MR: While studying in San Francisco, my focus was graphic design, which later evolved into fashion design. I painted very little then except for private works in my own home. I needed to work for a living and art was just a hobby then. I made the move to San Francisco because New Orleans was too small of a town and felt too slow pace, San Francisco was fantastic for me. My studies in graphic design helped me expand in fashion and was the core of the start of my career.
Q: How would you describe yourself as a fashion designer? And is that description the same as an artist?
MR: Great question! I feel my attraction to designing clothes with elegant lines, unexpected color and textural patterns—with couture traditions—is infused into my paintings today.
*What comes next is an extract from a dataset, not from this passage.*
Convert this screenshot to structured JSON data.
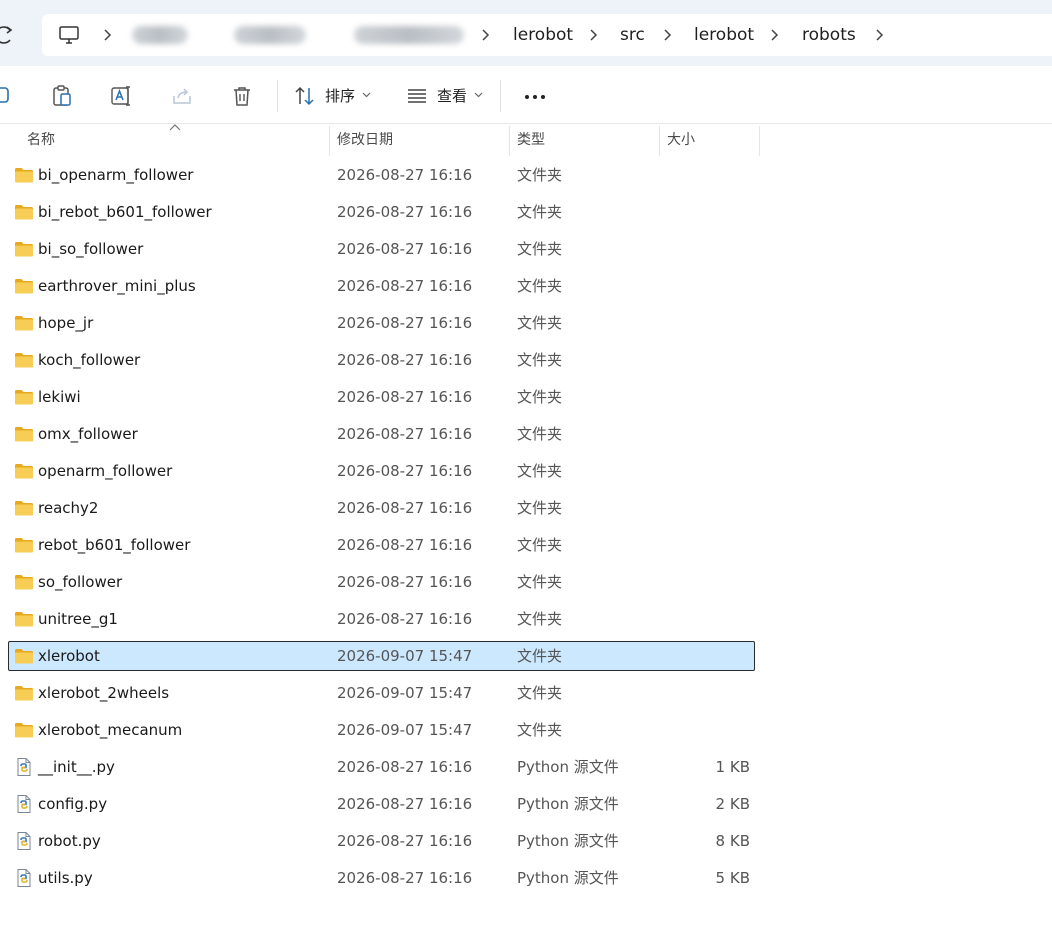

Because of my graphic and fashion design background, I am inclined to design my paintings so that they feel elegant and decorative in a home, while masquerading veiled stories in every one of them.
Q: What caused you to shift careers from fashion designer to a full-time artist?
MR: The fashion industry at the time was facing a big turn-around and I thought it was time for a change. While I was designing clothes I was also working as a muralist and decorative artist, which allowed me to be self-employed and establish my own business, which I loved! I thought it was time to focus more on that and I could always go back to fashion.
Q: It seems like you really enjoy using different materials when it comes to your artwork. Which materials are your favorite to use?
MR: I truly enjoy the challenge of working with plaster on all my works. It allows me to sculpt and build texture in addition to metallic leaf to give my paintings more depth and hints of Art Deco and modern interpretations of midcentury.
Q: Do you have a favorite piece that you’ve done and what about it speaks to you?
MR: One of my favorite pieces is Siempre Esperando (Always Waiting), a figurative painting of a lone man standing or waiting to make the decision to move forward or stay behind—a position we all find ourselves at various points in our lives that will bring change, good or bad.
Q: What made you decide to move from Hollywood to Palm Springs?
MR: I needed to expand my thoughts and mind to expand my work, and Palm Springs had both the skies and peace I desired. I had lived in Los Angeles for 25 years and the economy was changing. My mom lived close to Palm Springs and the community was great; Los Angeles wasn’t profitable for my work anymore and Palm Springs had a lot of opportunities. It was a good transition for me.
Q: Any new and upcoming projects you are working on?
MR: I am currently working on a few art consulting commissions for restaurants and a Los Angeles condominium complex that will house my paintings on 12 floors.
Q: Your story and success as an artist are inspiring. What piece of advice do you have out there for people striving to become an artist?
MR: I would tell beginning artists to paint honestly from what they know, paint from their hearts and create a life around art. It’s a rewarding and humbling experience to share. I also want them to know that it’s very possible to have a successful career in art. There are so many different avenues of art and for them to continue to expand and learn.
For the Love of Art: Max went to Academy of Art University in San Francisco to study graphic design. This later turned into a passion for fashion design. “My studies in graphic design helped me expand in fashion and was the core of the start of my career,” he said.
Coming Up Next: Rodriguez says he is currently working on a few art consulting commissions for restaurants and a Los Angeles condominium complex that will house his paintings on 12 floors. We can’t wait to see how those turn out!